One of my favorite classes at the University of Minnesota was an elective journalism law and ethics course. Ironically, I never wanted to be a journalist in the trenches of reporting the news, but I always knew the news was important and had a deep respect for The First Amendment and the press.  

 In an industry where information is everything, Dezzies (our team) are a bunch of news junkies and we’re privileged to know and work with those on the frontlines of reporting the news. As media continues to consolidate and the journalism profession is often under siege at home and abroad, Dezenhall Resources is proud to support the National Press Foundation’s work to “make good journalists better.”  

 Through professional development opportunities, reporting tools and techniques training, unique educational programming, and awards and fellowships, NPF has been helping journalists understand the impacts of public policy on readers and viewers – something that’s critical to democracy and the work we do day in and day out.  

 While NPF’s work is ongoing, one night a year journalism organizations, foundations, corporations and individual supporters gather for NPF’s annual awards dinner to reflect on the great work of journalists throughout the past year.
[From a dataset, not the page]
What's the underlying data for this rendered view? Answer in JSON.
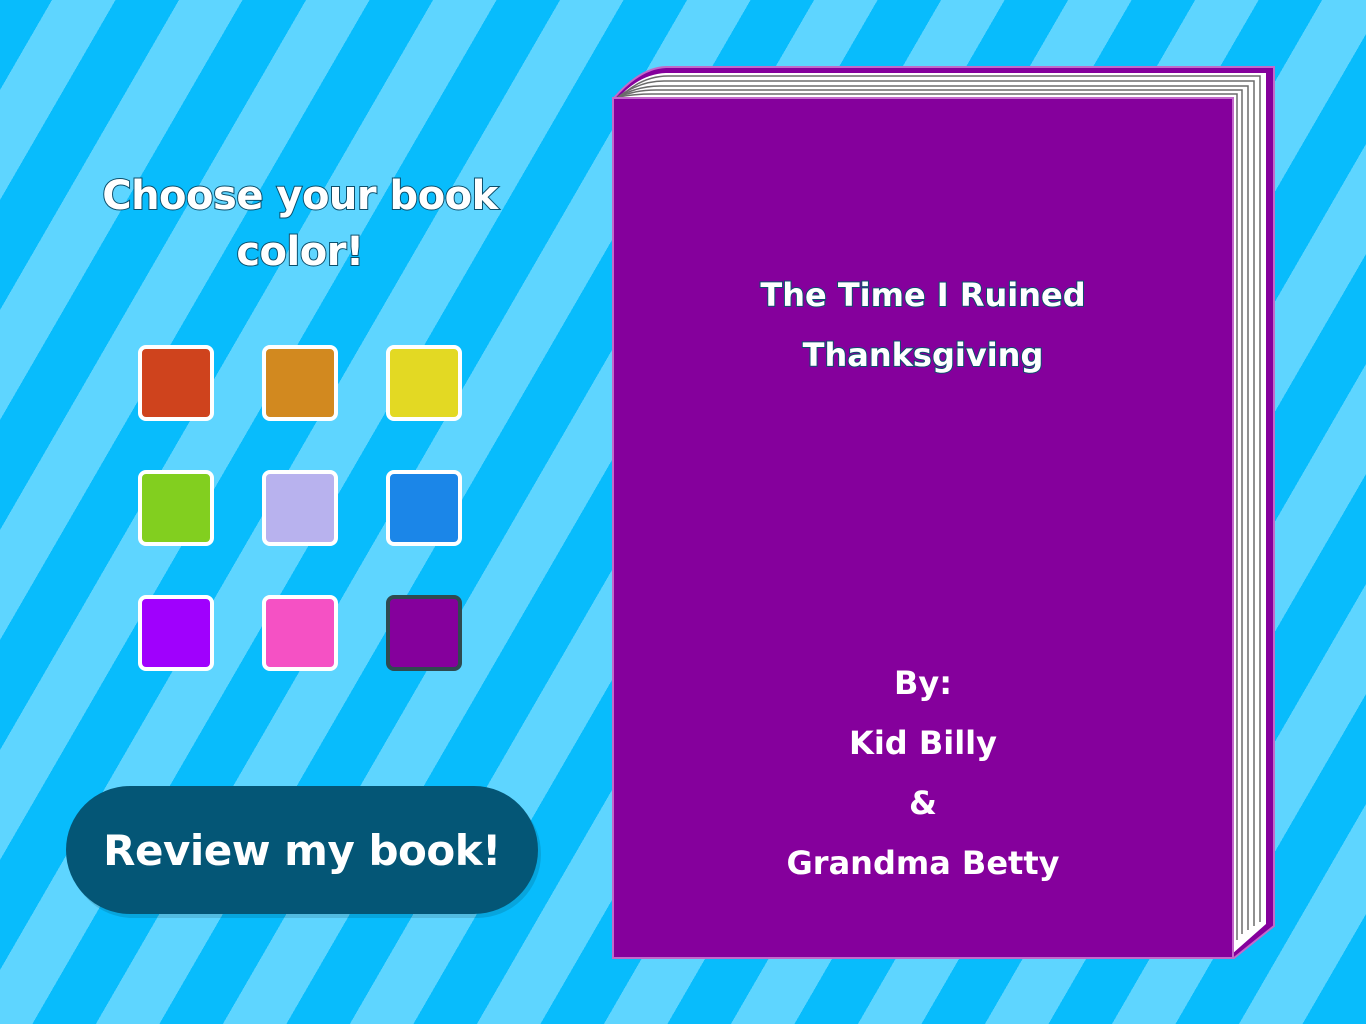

This year, at the 41st Journalism Awards Dinner, NPF welcomed a new class of Paul Miller and Widening the Pipeline fellows and celebrated the incredible work of Jen Soreson, Hannah Dreier, Al Roker, Dorothy Butler Gilliam, Evan Gershkovich, Monica Richardson and the newsrooms of The Washington Post, Bloomberg News, The Connecticut Mirror and The Los Angeles Times.  

NPF Honors

As Dorothy Butler Gilliam, the first African American woman reporter at The Washington Post and recipient of The W.M. Kiplinger Distinguished Contributions to Journalism Award recipient, said in her acceptance speech, “Journalism doesn’t just give once, it keeps giving.” 

I’m not a particularly optimistic person, but I found myself incredibly inspired by the evening and leaving with a renewed sense of possibility that while division is all around us, storytelling unites us and so long as there are stories being told there’s hope for a brighter tomorrow.  

A special thanks to all that joined us, Grover Norquist with Americans for Tax Reform, Erin Waters with RealClear Media Group, Jennifer Jacobs with Bloomberg News, Jared Janeczko  with The German Marshall Fund, and 2024 Widening the Pipeline Fellows Nushrat Rahman with The Detroit Free Press and Mehr Sher with Carolina Public Press. 

By Anne Marie Malecha